- _What you are asked to do_
Below are records; count how many of their lines contain the word "values" and give the number alone.

- _Material supplied_
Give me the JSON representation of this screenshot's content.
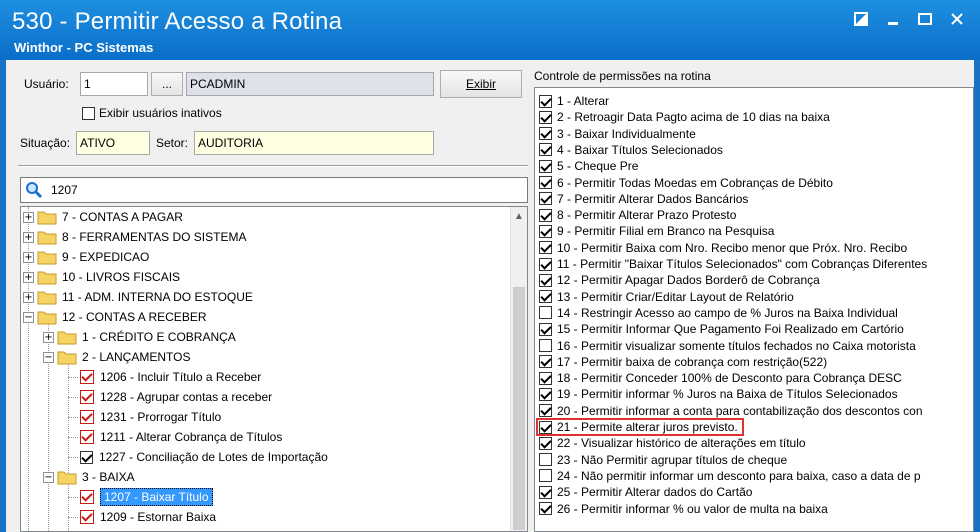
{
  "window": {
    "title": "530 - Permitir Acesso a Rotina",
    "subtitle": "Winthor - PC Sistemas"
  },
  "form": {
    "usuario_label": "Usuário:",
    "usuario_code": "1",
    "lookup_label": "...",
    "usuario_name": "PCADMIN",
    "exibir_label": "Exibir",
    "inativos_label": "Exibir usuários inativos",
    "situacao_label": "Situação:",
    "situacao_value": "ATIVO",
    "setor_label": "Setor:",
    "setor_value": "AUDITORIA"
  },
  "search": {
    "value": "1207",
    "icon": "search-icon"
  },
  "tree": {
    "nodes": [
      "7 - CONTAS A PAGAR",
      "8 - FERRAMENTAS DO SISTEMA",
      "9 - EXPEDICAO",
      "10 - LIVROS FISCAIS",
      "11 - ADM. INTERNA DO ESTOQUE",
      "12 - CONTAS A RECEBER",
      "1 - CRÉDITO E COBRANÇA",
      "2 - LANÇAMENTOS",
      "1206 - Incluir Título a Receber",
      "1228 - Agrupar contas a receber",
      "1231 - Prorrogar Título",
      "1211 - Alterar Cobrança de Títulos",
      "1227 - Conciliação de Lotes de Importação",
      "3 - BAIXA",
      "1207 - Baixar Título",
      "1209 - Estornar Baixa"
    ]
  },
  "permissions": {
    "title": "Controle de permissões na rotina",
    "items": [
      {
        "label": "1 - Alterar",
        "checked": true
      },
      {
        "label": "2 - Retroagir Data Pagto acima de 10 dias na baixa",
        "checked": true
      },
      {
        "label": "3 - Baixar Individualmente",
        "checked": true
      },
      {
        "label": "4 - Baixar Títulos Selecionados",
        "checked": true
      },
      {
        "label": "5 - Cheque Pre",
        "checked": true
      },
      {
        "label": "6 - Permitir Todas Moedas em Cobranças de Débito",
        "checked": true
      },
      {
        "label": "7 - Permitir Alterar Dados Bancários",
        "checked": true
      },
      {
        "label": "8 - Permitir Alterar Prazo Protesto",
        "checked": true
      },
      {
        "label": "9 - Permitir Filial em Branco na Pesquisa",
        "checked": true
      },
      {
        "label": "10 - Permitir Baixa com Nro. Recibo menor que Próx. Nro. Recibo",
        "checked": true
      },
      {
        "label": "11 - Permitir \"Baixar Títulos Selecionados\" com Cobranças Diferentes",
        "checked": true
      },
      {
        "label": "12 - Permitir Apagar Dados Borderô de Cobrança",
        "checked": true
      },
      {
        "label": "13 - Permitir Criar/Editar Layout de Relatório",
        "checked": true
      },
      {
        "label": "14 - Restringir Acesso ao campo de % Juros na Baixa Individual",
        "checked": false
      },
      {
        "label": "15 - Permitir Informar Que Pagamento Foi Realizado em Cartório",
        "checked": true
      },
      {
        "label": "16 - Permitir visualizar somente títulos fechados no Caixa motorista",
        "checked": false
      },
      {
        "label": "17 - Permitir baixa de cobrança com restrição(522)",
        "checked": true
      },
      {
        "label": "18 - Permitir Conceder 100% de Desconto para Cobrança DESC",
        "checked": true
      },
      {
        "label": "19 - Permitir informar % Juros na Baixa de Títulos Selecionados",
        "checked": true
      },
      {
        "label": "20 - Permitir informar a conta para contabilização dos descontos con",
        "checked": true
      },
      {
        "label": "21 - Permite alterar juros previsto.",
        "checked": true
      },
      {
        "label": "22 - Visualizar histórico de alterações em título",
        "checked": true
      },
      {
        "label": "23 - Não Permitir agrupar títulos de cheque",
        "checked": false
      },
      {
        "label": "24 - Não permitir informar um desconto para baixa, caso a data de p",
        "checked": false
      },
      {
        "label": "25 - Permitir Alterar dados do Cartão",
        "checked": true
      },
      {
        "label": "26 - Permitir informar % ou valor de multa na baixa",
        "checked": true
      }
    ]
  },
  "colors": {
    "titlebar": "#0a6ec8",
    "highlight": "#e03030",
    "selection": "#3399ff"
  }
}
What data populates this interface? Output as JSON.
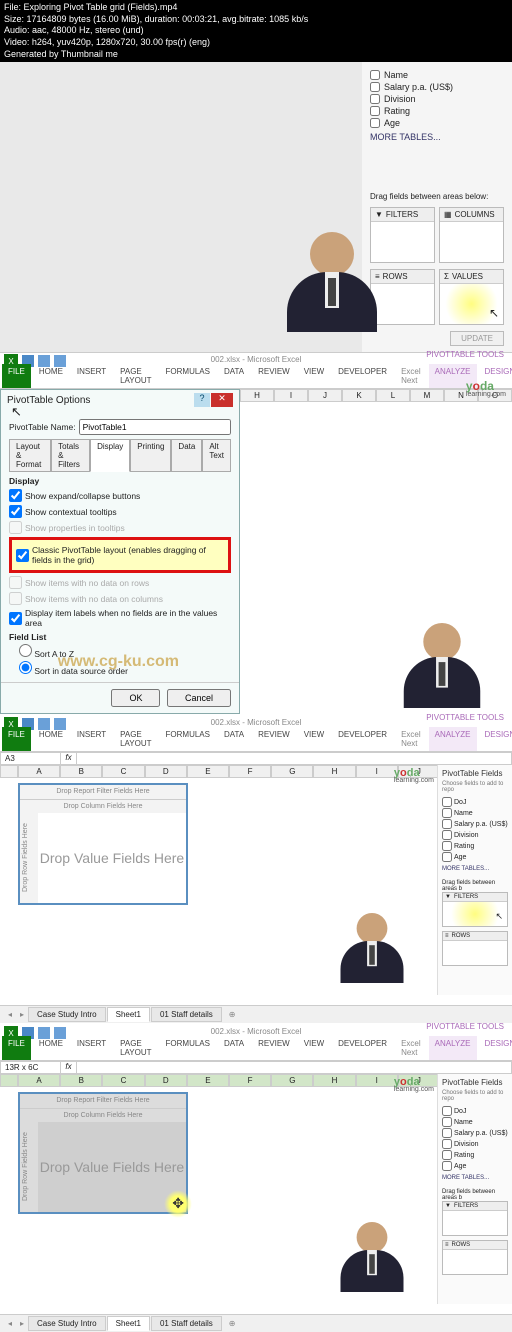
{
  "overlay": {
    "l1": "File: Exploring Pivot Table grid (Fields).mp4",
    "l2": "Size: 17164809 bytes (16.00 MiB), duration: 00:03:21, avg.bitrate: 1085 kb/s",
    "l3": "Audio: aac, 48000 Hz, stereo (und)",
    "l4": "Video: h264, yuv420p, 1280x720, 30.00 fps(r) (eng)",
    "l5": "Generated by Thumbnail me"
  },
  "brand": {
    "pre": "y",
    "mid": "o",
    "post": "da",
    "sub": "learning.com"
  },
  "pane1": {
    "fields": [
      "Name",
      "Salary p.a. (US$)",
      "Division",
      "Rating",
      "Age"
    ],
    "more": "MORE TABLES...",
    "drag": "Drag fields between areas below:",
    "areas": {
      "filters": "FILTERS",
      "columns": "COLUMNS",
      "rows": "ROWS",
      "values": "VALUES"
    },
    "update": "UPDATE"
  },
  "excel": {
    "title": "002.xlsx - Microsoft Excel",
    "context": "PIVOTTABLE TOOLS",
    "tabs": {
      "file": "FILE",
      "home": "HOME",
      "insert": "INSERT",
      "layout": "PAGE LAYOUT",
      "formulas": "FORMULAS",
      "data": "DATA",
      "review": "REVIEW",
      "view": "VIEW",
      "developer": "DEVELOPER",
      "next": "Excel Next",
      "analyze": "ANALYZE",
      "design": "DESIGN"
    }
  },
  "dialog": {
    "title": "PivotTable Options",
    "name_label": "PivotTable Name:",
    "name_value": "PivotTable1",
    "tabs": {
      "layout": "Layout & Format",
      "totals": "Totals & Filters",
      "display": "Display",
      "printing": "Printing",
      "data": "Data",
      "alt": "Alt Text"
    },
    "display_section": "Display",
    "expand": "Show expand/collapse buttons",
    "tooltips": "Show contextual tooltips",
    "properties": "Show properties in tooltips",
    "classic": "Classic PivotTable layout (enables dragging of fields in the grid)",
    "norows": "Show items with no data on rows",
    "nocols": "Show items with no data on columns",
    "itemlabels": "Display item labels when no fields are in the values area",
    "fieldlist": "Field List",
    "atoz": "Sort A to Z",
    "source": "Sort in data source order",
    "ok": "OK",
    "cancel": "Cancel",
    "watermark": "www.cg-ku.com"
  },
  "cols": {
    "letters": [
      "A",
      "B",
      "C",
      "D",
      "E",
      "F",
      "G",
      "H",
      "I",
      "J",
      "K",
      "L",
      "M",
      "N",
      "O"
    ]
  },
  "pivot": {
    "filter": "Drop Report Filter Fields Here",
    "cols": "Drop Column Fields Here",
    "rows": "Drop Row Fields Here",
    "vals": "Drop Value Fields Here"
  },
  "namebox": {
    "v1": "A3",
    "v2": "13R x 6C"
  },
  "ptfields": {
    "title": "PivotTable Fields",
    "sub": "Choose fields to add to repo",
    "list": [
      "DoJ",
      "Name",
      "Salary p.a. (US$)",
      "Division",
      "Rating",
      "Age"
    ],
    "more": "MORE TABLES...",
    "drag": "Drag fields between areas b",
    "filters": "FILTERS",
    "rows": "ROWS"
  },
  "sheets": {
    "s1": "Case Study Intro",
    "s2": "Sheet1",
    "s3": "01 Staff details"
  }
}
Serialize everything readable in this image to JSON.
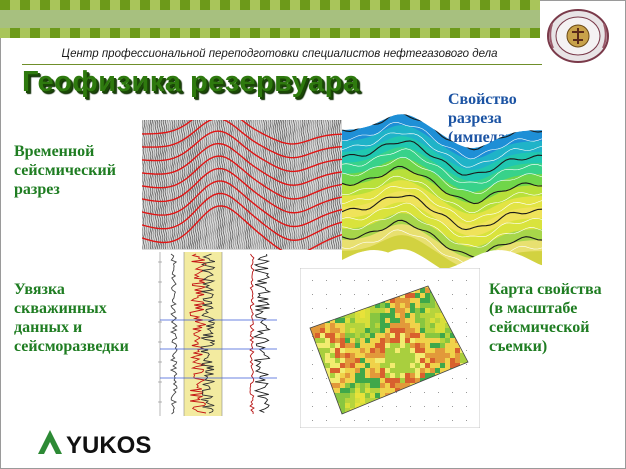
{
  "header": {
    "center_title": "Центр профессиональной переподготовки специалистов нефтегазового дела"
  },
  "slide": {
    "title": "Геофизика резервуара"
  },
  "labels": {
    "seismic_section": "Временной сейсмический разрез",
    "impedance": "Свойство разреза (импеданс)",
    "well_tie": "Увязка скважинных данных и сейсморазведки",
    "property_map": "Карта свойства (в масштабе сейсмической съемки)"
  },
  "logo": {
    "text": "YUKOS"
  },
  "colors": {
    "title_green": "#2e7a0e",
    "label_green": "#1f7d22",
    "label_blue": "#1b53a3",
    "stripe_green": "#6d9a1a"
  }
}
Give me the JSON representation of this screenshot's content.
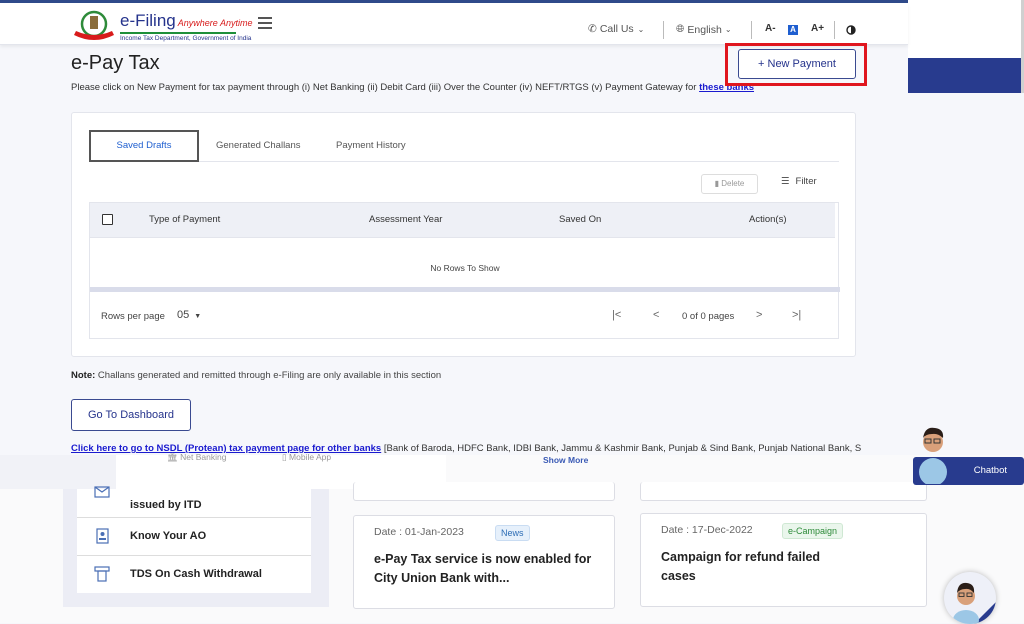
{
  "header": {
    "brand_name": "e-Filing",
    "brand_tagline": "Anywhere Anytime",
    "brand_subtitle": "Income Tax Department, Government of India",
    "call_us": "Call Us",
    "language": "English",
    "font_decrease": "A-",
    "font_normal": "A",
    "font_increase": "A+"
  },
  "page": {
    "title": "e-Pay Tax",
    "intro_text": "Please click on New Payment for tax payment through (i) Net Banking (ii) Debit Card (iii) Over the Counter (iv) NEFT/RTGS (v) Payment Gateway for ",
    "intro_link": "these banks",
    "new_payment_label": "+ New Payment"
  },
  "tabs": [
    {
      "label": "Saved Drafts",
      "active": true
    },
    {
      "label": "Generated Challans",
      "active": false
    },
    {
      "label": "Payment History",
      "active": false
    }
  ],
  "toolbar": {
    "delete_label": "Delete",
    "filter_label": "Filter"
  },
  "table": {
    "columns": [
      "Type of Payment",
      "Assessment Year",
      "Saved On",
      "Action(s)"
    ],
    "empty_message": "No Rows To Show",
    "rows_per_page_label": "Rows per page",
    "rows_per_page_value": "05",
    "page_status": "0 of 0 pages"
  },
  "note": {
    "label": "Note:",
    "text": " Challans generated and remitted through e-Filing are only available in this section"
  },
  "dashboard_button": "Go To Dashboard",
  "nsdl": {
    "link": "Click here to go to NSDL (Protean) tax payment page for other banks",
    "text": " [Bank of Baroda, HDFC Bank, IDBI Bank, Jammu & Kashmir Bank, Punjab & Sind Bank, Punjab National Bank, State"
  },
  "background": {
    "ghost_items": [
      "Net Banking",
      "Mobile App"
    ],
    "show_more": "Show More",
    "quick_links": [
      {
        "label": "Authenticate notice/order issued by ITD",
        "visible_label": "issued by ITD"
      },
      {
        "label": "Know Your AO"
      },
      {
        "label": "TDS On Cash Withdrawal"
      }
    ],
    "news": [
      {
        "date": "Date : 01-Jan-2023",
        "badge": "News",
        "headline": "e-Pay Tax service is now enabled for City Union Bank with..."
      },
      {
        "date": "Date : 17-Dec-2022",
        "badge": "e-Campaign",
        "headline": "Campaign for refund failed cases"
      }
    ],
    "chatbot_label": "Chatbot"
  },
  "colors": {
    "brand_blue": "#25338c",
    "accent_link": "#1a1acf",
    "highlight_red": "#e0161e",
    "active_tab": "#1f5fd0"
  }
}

- _Exercise output_
2